The first sentence there seems clear enough: we know our bodies only as dying bodies. That doesn’t seem like a controversial point, but assuming I have read it correctly, I move on to the next sentence — and immediately run aground. “Being born and dying” has, or is accompanied by, a “biology of connection,” but I have absolutely no idea what might be meant by “biology of connection.” I am not even able to hazard a serious guess: maybe something like, we are biologically wired to be connected to … each other? Or maybe to the rest of the created order, in that we eat other living things? And all this confusion comes before we get to the idea of a biology of memory and hope, which I find even more inscrutable.

But then it gets even tougher. Because this being born and dying, with its accompanying biologies, is a “mirror” of … it would be difficult enough if the rest of the sentence were “God’s life as our creator,” but the phrase “the truth of” comes first, so I am once more wholly at sea. Let’s try to unpack this. God has a life “as our creator,” which I assume must mean something like the life God experiences in relation to Creation, as opposed to the internal life of the Trinitarian godhead. The “truth of” this life is distinguished, I suppose, from false ideas about it? It is, then, the character of that life truly perceived? So that if we perceive the life of God-as-creator truly we will then see that it is a mirror of our lives? — but if so, is it a mirror in the sense of being its opposite, its reversal? And then the brevity of our lives is the “vehicle” by which we perceive the eternal life of our God as creator? Probably not, because God is eternal in himself, not just as our creator … but I’m out of guesses. I cannot make any sense out of this passage, or indeed out of Radner’s writing as a whole.

One might say that all this becomes clearer if you read the whole book. But I have read the whole book — my eyes have passed over every word, I have scribbled thoughts and queries in the margins — and I am no better off.

At the end of the book Radner comments that “the argument of this book has been that thinking about who we are as created human beings comes down to numbering our days,” and while the phrases “numbering our days” and “day-numbering” occur frequently in the book, I’m afraid I don’t know what they mean either. It sometimes seems to me that the whole book does not say anything more or other than what a priest whispers to me each Ash Wednesday, as he inscribes an ashy cross on my forehead: Remember that thou art dust, and to dust thou shalt return. But there must be more to this book than that. Can anyone help me understand?

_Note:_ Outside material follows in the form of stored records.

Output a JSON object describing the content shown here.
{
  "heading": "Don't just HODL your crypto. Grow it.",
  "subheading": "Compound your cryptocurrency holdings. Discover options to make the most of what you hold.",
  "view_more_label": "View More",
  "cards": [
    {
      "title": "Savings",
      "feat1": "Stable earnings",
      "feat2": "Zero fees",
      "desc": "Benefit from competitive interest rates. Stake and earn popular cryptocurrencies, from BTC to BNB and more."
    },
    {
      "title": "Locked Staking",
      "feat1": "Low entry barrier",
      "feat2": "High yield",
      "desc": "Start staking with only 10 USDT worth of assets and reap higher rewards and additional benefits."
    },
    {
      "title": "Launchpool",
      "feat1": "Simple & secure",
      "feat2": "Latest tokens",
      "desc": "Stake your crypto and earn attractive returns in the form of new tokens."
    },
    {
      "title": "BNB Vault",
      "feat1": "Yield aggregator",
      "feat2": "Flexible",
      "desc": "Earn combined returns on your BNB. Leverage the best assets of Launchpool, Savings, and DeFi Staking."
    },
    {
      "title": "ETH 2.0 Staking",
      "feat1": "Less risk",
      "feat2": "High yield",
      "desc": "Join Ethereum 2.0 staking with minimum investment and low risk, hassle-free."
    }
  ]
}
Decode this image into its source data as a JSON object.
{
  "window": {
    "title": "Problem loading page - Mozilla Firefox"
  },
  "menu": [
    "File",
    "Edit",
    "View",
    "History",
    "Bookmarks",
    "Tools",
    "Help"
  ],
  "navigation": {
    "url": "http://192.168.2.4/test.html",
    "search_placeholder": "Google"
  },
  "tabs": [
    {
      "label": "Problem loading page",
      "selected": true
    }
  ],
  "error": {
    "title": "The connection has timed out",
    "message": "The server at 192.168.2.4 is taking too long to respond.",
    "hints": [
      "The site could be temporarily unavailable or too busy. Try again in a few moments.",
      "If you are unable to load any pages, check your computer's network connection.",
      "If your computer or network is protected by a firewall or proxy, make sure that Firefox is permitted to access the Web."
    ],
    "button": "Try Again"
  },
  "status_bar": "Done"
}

how to mark your participation in an academic guild

This is just a brief follow-up to last night’s post on my personal blog about my experience reading biblical scholars. All scholarly guilds have their characteristic markers of valid participation, but they vary considerably. For biblical scholars those markers seem to be, as far as I can tell, largely structural: that is, as I explained in that post, monographs are expected to begin with a methodological introduction and a literature review. But in my field, literary study, the markers tend not to be structural but terminological. We can organize our monographs in a good many ways, but we need to signal our deference to guild sensibilities by deploying certain terms: in one era we needed to point to aporias in the texts we studied, while later on we needed to acknowledge our complicity in the very structures we sought to critique, or to speak with appropriate regretfulness about the power of patriarchy; later on still it was heteronormativity that needed to be acknowledged.

The rules were never specific, and we could always neglect certain terms if we made use of others that were equally au courant; but terminological markers have to be there for a book to be a guild book. It would be interesting to hear from various academics about what they perceive to be the key scholarly markers of membership in their own guilds. Comment below, perhaps? (I'm also to hear challenges to my thoughts on these matters.)